◆ Aim of the exercise ◆
Give back the full set of entries exactly, keeping each line intact.

>>

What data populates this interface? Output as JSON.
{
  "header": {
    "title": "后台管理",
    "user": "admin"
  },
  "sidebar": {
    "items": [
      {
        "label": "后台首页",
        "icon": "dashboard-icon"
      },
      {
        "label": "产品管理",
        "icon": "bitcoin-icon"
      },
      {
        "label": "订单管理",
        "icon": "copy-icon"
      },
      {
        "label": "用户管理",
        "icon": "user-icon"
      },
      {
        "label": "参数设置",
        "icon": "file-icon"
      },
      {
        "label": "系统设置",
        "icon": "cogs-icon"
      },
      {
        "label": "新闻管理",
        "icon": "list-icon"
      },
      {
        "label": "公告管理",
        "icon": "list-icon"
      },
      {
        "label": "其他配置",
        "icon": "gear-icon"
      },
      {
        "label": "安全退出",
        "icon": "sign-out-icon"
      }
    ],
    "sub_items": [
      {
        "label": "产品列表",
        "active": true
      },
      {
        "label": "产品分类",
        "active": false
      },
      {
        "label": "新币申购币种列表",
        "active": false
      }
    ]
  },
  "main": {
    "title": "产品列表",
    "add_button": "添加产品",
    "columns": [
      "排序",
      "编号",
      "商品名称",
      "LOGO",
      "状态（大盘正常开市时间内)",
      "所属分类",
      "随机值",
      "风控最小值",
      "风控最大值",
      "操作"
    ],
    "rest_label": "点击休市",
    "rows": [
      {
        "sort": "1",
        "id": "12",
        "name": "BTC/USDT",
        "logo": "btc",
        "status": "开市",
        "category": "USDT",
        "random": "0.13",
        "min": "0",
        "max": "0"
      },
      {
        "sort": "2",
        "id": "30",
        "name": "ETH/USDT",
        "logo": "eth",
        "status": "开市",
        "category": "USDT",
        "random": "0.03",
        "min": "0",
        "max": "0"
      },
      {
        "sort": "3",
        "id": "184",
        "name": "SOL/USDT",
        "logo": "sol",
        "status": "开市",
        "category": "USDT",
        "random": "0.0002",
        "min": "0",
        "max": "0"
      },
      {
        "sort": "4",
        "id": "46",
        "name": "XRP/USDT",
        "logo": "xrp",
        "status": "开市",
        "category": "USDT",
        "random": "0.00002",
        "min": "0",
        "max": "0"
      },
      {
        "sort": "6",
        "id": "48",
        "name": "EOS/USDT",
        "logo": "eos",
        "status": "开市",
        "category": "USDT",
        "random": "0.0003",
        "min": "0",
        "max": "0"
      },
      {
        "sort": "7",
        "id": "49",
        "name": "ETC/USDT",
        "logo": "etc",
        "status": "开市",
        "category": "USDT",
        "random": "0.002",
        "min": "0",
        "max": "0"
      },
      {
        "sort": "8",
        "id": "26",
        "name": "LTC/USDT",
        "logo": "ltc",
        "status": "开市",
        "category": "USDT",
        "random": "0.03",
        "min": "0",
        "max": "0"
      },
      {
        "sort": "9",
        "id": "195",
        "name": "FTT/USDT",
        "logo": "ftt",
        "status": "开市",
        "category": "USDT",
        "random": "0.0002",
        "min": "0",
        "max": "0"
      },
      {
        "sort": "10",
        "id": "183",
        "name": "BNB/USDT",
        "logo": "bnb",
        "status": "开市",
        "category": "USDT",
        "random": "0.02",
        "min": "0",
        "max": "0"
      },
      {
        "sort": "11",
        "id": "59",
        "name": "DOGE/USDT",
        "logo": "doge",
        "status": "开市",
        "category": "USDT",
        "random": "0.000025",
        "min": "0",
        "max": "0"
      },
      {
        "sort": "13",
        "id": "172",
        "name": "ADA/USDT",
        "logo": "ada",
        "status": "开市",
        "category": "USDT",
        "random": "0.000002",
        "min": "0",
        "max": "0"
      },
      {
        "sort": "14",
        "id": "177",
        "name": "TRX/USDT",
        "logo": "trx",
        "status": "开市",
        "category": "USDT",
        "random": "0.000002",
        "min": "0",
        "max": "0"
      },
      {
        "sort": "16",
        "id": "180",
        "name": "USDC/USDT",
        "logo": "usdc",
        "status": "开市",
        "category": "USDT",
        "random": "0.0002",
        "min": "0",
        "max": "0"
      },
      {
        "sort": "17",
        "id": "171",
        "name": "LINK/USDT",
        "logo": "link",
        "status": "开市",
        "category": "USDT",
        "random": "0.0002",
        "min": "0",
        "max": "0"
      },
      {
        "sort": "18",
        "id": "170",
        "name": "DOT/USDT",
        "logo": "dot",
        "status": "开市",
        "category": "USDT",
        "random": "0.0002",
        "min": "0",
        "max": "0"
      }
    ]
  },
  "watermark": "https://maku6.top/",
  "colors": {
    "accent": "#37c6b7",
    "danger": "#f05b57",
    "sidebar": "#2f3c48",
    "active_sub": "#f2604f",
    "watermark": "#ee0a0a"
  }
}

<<

◆ Answer box ◆
What data populates this interface? Output as JSON.
{
  "header": {
    "title": "后台管理",
    "user": "admin"
  },
  "sidebar": {
    "items": [
      {
        "label": "后台首页",
        "icon": "dashboard-icon"
      },
      {
        "label": "产品管理",
        "icon": "bitcoin-icon"
      },
      {
        "label": "订单管理",
        "icon": "copy-icon"
      },
      {
        "label": "用户管理",
        "icon": "user-icon"
      },
      {
        "label": "参数设置",
        "icon": "file-icon"
      },
      {
        "label": "系统设置",
        "icon": "cogs-icon"
      },
      {
        "label": "新闻管理",
        "icon": "list-icon"
      },
      {
        "label": "公告管理",
        "icon": "list-icon"
      },
      {
        "label": "其他配置",
        "icon": "gear-icon"
      },
      {
        "label": "安全退出",
        "icon": "sign-out-icon"
      }
    ],
    "sub_items": [
      {
        "label": "产品列表",
        "active": true
      },
      {
        "label": "产品分类",
        "active": false
      },
      {
        "label": "新币申购币种列表",
        "active": false
      }
    ]
  },
  "main": {
    "title": "产品列表",
    "add_button": "添加产品",
    "columns": [
      "排序",
      "编号",
      "商品名称",
      "LOGO",
      "状态（大盘正常开市时间内)",
      "所属分类",
      "随机值",
      "风控最小值",
      "风控最大值",
      "操作"
    ],
    "rest_label": "点击休市",
    "rows": [
      {
        "sort": "1",
        "id": "12",
        "name": "BTC/USDT",
        "logo": "btc",
        "status": "开市",
        "category": "USDT",
        "random": "0.13",
        "min": "0",
        "max": "0"
      },
      {
        "sort": "2",
        "id": "30",
        "name": "ETH/USDT",
        "logo": "eth",
        "status": "开市",
        "category": "USDT",
        "random": "0.03",
        "min": "0",
        "max": "0"
      },
      {
        "sort": "3",
        "id": "184",
        "name": "SOL/USDT",
        "logo": "sol",
        "status": "开市",
        "category": "USDT",
        "random": "0.0002",
        "min": "0",
        "max": "0"
      },
      {
        "sort": "4",
        "id": "46",
        "name": "XRP/USDT",
        "logo": "xrp",
        "status": "开市",
        "category": "USDT",
        "random": "0.00002",
        "min": "0",
        "max": "0"
      },
      {
        "sort": "6",
        "id": "48",
        "name": "EOS/USDT",
        "logo": "eos",
        "status": "开市",
        "category": "USDT",
        "random": "0.0003",
        "min": "0",
        "max": "0"
      },
      {
        "sort": "7",
        "id": "49",
        "name": "ETC/USDT",
        "logo": "etc",
        "status": "开市",
        "category": "USDT",
        "random": "0.002",
        "min": "0",
        "max": "0"
      },
      {
        "sort": "8",
        "id": "26",
        "name": "LTC/USDT",
        "logo": "ltc",
        "status": "开市",
        "category": "USDT",
        "random": "0.03",
        "min": "0",
        "max": "0"
      },
      {
        "sort": "9",
        "id": "195",
        "name": "FTT/USDT",
        "logo": "ftt",
        "status": "开市",
        "category": "USDT",
        "random": "0.0002",
        "min": "0",
        "max": "0"
      },
      {
        "sort": "10",
        "id": "183",
        "name": "BNB/USDT",
        "logo": "bnb",
        "status": "开市",
        "category": "USDT",
        "random": "0.02",
        "min": "0",
        "max": "0"
      },
      {
        "sort": "11",
        "id": "59",
        "name": "DOGE/USDT",
        "logo": "doge",
        "status": "开市",
        "category": "USDT",
        "random": "0.000025",
        "min": "0",
        "max": "0"
      },
      {
        "sort": "13",
        "id": "172",
        "name": "ADA/USDT",
        "logo": "ada",
        "status": "开市",
        "category": "USDT",
        "random": "0.000002",
        "min": "0",
        "max": "0"
      },
      {
        "sort": "14",
        "id": "177",
        "name": "TRX/USDT",
        "logo": "trx",
        "status": "开市",
        "category": "USDT",
        "random": "0.000002",
        "min": "0",
        "max": "0"
      },
      {
        "sort": "16",
        "id": "180",
        "name": "USDC/USDT",
        "logo": "usdc",
        "status": "开市",
        "category": "USDT",
        "random": "0.0002",
        "min": "0",
        "max": "0"
      },
      {
        "sort": "17",
        "id": "171",
        "name": "LINK/USDT",
        "logo": "link",
        "status": "开市",
        "category": "USDT",
        "random": "0.0002",
        "min": "0",
        "max": "0"
      },
      {
        "sort": "18",
        "id": "170",
        "name": "DOT/USDT",
        "logo": "dot",
        "status": "开市",
        "category": "USDT",
        "random": "0.0002",
        "min": "0",
        "max": "0"
      }
    ]
  },
  "watermark": "https://maku6.top/",
  "colors": {
    "accent": "#37c6b7",
    "danger": "#f05b57",
    "sidebar": "#2f3c48",
    "active_sub": "#f2604f",
    "watermark": "#ee0a0a"
  }
}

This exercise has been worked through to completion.